    When said VF-17 got aboard a carrier in late 1944 their aircraft were alike to all  the others, devoid of any decorations.

     


 

"Nose Art":

 

Nice, but not on board a carrier, please!

The Navy was not Air Force. In fact there was a strong rivalry.

Officially Navy aircraft were considered property of the United States so anything beyond official paint and marking regulations was off limits.   When the F6F-5 of VF-27 with a spectacular mouth and grim eyes on their motor cowlings - the only instance of "nose art" known by then - had to land aboard the "Essex" on Oct. 24th 1944 because their home carrier "Princeton" had been bombed, this painting not only got a lot of attention, but also had to be removed immediately. It was considered spoiling of government property.  VT-27 didn't have such a problem, as their Avengers were to regulations.

Land based Marine aircraft obviously had more liberties.

Even more so when in summer 1945 the Marines got their own (escort-) carriers.
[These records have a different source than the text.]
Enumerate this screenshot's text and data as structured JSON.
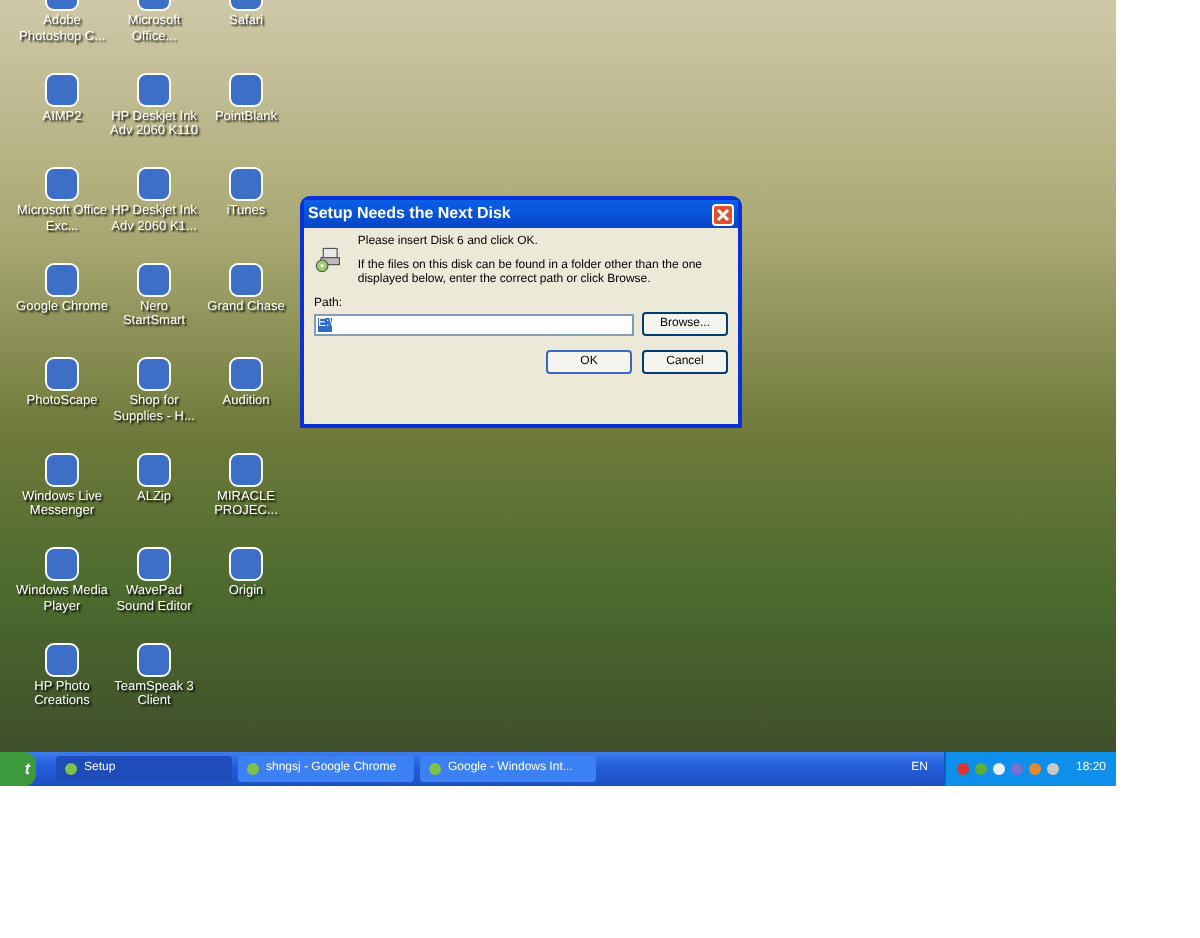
{
  "desktop": {
    "icons": [
      {
        "label": "Adobe Photoshop C..."
      },
      {
        "label": "Microsoft Office..."
      },
      {
        "label": "Safari"
      },
      {
        "label": "AIMP2"
      },
      {
        "label": "HP Deskjet Ink Adv 2060 K110"
      },
      {
        "label": "PointBlank"
      },
      {
        "label": "Microsoft Office Exc..."
      },
      {
        "label": "HP Deskjet Ink Adv 2060 K1..."
      },
      {
        "label": "iTunes"
      },
      {
        "label": "Google Chrome"
      },
      {
        "label": "Nero StartSmart"
      },
      {
        "label": "Grand Chase"
      },
      {
        "label": "PhotoScape"
      },
      {
        "label": "Shop for Supplies - H..."
      },
      {
        "label": "Audition"
      },
      {
        "label": "Windows Live Messenger"
      },
      {
        "label": "ALZip"
      },
      {
        "label": "MIRACLE PROJEC..."
      },
      {
        "label": "Windows Media Player"
      },
      {
        "label": "WavePad Sound Editor"
      },
      {
        "label": "Origin"
      },
      {
        "label": "HP Photo Creations"
      },
      {
        "label": "TeamSpeak 3 Client"
      }
    ]
  },
  "dialog": {
    "title": "Setup Needs the Next Disk",
    "message": "Please insert Disk 6 and click OK.",
    "hint": "If the files on this disk can be found in a folder other than the one displayed below, enter the correct path or click Browse.",
    "path_label": "Path:",
    "path_value": "E:\\",
    "browse": "Browse...",
    "ok": "OK",
    "cancel": "Cancel"
  },
  "taskbar": {
    "start": "t",
    "tasks": [
      {
        "label": "Setup",
        "selected": true
      },
      {
        "label": "shngsj - Google Chrome",
        "selected": false
      },
      {
        "label": "Google - Windows Int...",
        "selected": false
      }
    ],
    "language": "EN",
    "clock": "18:20"
  }
}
On CVE-107 "Gilbert Islands"all aircraft - F4U Corsairs and TBM Avengers alike - carried nose art for the entire duration of service.  Was it because in that late stage of the war nobody cared about it or because they were Marines and not Navy remains open to speculation.

   
   

 

US Marine Corps:

 
F4U-1A, VMF 223, Green Island, mid 1944
On the left a F4U-1A Corsair of the US Marine Corps in standard paint and markings. The individual number as usual only the last two or three digits of the BuAer number (= order number of the Bureau of Aeronautics). Usually at the height of the bar in front of the insignia, but sometimes also larger on the fuselage. White stripes on the cowl are adhesive tape to prevent fuel vapours from entering the cockpit.
 
USMC aircraft - especially multi-engine types - were usually only stationed on land to secure conquered islands and to prevent enemy supplies.
 
From late 1944 onwards due to the growing Kamikaze hazard fleet aircraft carriers had at least one additional squadron with USMC Corsairs, marked like its ship companions (i.e. "G-markings" on the tail).
 
Duration of a mission usually about six month.
 
Unlike in the US Navy "nose art" and personal inscriptions could be seen sometimes, but very rarely so.
   

 

Profiles:

The following profiles (aircraft Srecko Bradic, markings Wilfried Eck) were made in strict accordance to the photo of the real aircraft to show the evolution of markings. As assigning squadrons to air groups became more common in most cases all aircraft within the air group were marked alike (though not numbered).

Captions: Aircraft type, unit, carrier, representitive time.

 


Markings 1945


All photos US National Archives resp. US Navy

Text: Copyright Wilfried Eck

Profiles: Copyright Wilfried Eck/Strecko Bradic